Warrior Way Back: Bringing Students Back to Wayne State University.

Academic Services Officer, Amber Neher informs previous students about Warrior Way Back enrollment. Source: Tisha Long Sept. 10, 2019

A new program at Wayne State University called Warrior Way Back held an event at Wayne State’s undergraduate library on Tuesday, September 10, 2019. The event focused on bringing awareness to the program and provided former students with more information to join.

Although, the function was small, representatives Chloe Lundine and Amber Neher made it a time to remember. They provided snacks for the students and brought in board games for people who attended with children. For two years, Chloe Lundine and Amber Neher has helped hundreds of students enroll into the program and their goal is to help one-hundred more students who struggles with getting back into Wayne State before the end of 2020.

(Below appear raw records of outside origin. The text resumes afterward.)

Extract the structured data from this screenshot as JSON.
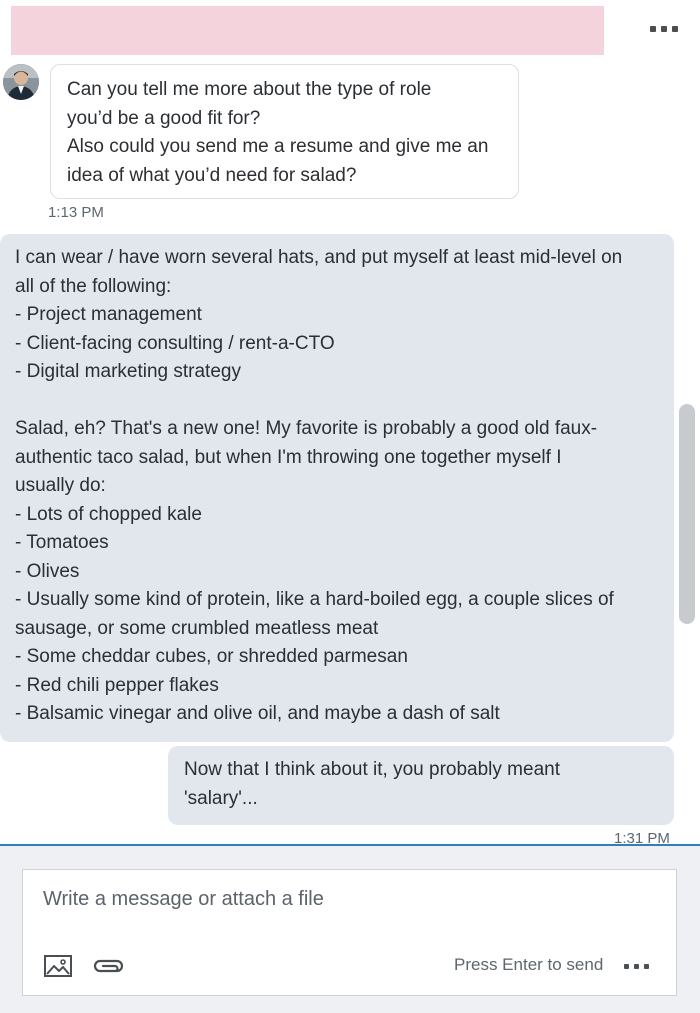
{
  "conversation": {
    "messages": [
      {
        "direction": "incoming",
        "text": "Can you tell me more about the type of role\nyou’d be a good fit for?\nAlso could you send me a resume and give me an\nidea of what you’d need for salad?",
        "time": "1:13 PM"
      },
      {
        "direction": "outgoing",
        "text": "I can wear / have worn several hats, and put myself at least mid-level on\nall of the following:\n- Project management\n- Client-facing consulting / rent-a-CTO\n- Digital marketing strategy\n\nSalad, eh? That's a new one! My favorite is probably a good old faux-\nauthentic taco salad, but when I'm throwing one together myself I\nusually do:\n- Lots of chopped kale\n- Tomatoes\n- Olives\n- Usually some kind of protein, like a hard-boiled egg, a couple slices of\nsausage, or some crumbled meatless meat\n- Some cheddar cubes, or shredded parmesan\n- Red chili pepper flakes\n- Balsamic vinegar and olive oil, and maybe a dash of salt"
      },
      {
        "direction": "outgoing",
        "text": "Now that I think about it, you probably meant\n'salary'...",
        "time": "1:31 PM"
      }
    ]
  },
  "compose": {
    "placeholder": "Write a message or attach a file",
    "hint": "Press Enter to send"
  },
  "icons": {
    "header_more": "more-horizontal-icon",
    "image": "image-icon",
    "attach": "paperclip-icon",
    "compose_more": "more-horizontal-icon"
  },
  "colors": {
    "accent": "#2f7fbe",
    "outgoing_bubble": "#e2e7ed",
    "redaction": "#f5d3dd"
  }
}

Enrollment Program Manager, Chloe Lundine speaking with adults who’s interested in joining Warrior Way back. Source: Tisha Long Sept. 10, 2019

Amber Neher says, the program is only available for undergraduate students who seeks to finish their bachelor’s degree.

Warrior Way Back has helped hundreds of students pay off past due balances up to $1,500. According to Amber, the program is now expanding to involve students who don’t have a past due balance but may have left Wayne State due to failing grades.

Amber and Chloe go out their way to find students who have not yet found their way to them. “We send out emails , we mail out post cards and sometimes, we go as far as to calling over the phone,” says Amber.

Jermaine Peguese, a junior at Wayne State University, knows all too well about the Warrior Way back program, as he returned to school last winter to finish his degree in constructive management.

Jermaine says, many students are unaware of the program and he wants to help bring awareness to people who needs it. Jermaine is also excited about the school year and expected to graduate with his bachelor’s in 2023.

So far, 20 students have graduated from the University with the help from Chloe and Amber. The two women hope to start a movement and bring the program to other colleges as well.